In American cities, most beggars seem to be adult men. But usually the beggars in Cebu City are children, or occasionally old women or others.
In IT Park in Cebu City, I was confronted by several very persistent beggars, especially the teenage boys. One of them walked alongside me for a whole block, repeatedly asking me for money, somewhat rudely.
I was also approached by young children begging (around 5 or 6 years old), even while I was sitting at a cafe table outdoors.
From what I’ve heard, the children may not even get to keep the money you give them. Instead, they take it back to an adult who is basically using them for money. In some cases, these kids may even be victims of human trafficking.
Why are there more beggars in Cebu compared to elsewhere in SE Asia?

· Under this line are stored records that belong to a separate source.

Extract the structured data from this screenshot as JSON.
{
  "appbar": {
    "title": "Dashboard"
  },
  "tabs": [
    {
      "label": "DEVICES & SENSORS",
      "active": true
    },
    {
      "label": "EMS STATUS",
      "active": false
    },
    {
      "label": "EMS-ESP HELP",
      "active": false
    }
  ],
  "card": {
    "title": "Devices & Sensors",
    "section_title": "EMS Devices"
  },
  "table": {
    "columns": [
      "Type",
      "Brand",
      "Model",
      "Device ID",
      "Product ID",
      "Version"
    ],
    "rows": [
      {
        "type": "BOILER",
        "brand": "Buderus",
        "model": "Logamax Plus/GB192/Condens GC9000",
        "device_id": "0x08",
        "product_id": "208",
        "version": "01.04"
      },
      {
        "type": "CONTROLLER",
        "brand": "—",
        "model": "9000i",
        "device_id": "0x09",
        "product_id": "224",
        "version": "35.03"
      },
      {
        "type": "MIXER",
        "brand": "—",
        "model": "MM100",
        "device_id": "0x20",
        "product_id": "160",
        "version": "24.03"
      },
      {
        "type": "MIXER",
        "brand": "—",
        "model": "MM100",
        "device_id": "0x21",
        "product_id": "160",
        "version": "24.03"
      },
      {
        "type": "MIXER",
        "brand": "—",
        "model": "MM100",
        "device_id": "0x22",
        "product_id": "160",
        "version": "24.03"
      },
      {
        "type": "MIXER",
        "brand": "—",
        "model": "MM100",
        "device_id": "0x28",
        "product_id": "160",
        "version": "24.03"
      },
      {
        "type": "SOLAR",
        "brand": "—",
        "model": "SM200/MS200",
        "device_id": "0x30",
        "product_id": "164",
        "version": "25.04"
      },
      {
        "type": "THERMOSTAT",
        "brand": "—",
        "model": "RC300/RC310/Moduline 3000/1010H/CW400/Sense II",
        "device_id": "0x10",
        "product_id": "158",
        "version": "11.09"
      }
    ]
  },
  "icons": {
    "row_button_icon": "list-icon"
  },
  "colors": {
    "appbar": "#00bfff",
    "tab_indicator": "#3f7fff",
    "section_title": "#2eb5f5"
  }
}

Is it due to the amount of poverty? Or are locals just more comfortable approaching foreigners because of their English level? Or something else? I’m not sure.
Eventually, I decided I’d just give beggars a small amount, like any coins I had in my pocket, or a 20 or 50 peso bill. A small amount like that doesn’t make a difference to me, but maybe some of them will be slightly better off from it.
Interestingly, when I spent a full month in BGC in Manila, I was only approached by a beggar once. So, it’s possible that BGC in Manila may have fewer beggars overall. Or maybe I just got lucky when I was there.
Personally, I did not get robbed in the Philippines. So, I wasn’t sure if I should even list this point. However, I was cautioned by multiple locals about it. And in my view, that already suggests enough of a problem to count as a “con.”
I’ve heard the pick-pockets are especially common on the jeepneys (truck-taxi things). So be careful on those.
Also, a tip I learned in Vietnam, where phone-snatching is common: Don’t just walk around in public loosely holding your smartphone. Clutch it tightly while using it, then put it away in your pocket or bag.
In Vietnam anyway, most thieves will just grab your phone or bag from their motorbike, then speed off. So be especially cautious when crossing the street or walking right next to traffic. (But I’ve never been robbed in Vietnam, either—just warned about the risk.)
5. Long Lines in Stores
I’m not sure why this one is such a big issue, but it really is. Multiple times, I had to stand in line for about 30 minutes to check-out at the grocery store.
And it’s not just grocery stores. When I went to the Globe phone store in the mall, it was super packed and took a long time to see a representative. (However, the DITO store was quick.)
Personally, I hate standing in line, so this was a big “con” for me. My nomad friend told me it’s just part of the “relaxed, island lifestyle.” That makes it sound nice, but it’s annoying to me.
If you notice a particular store often has long lines, you may want to plan your day around visiting that store during less-busy hours. For example, I found I could avoid long grocery store lines if I went at 10 a.m. right when they opened.
Again, I found that BGC in Manila did not have this same problem. Usually I was able to buy groceries in BGC without waiting more than a couple minutes in line.
Overall, for me personally, Cebu City honestly had more downsides than most places I’ve visited. But the upsides are still strong, too. And if you want to explore the beaches and nature around the whole island of Cebu, it could be the perfect jumping off point for that.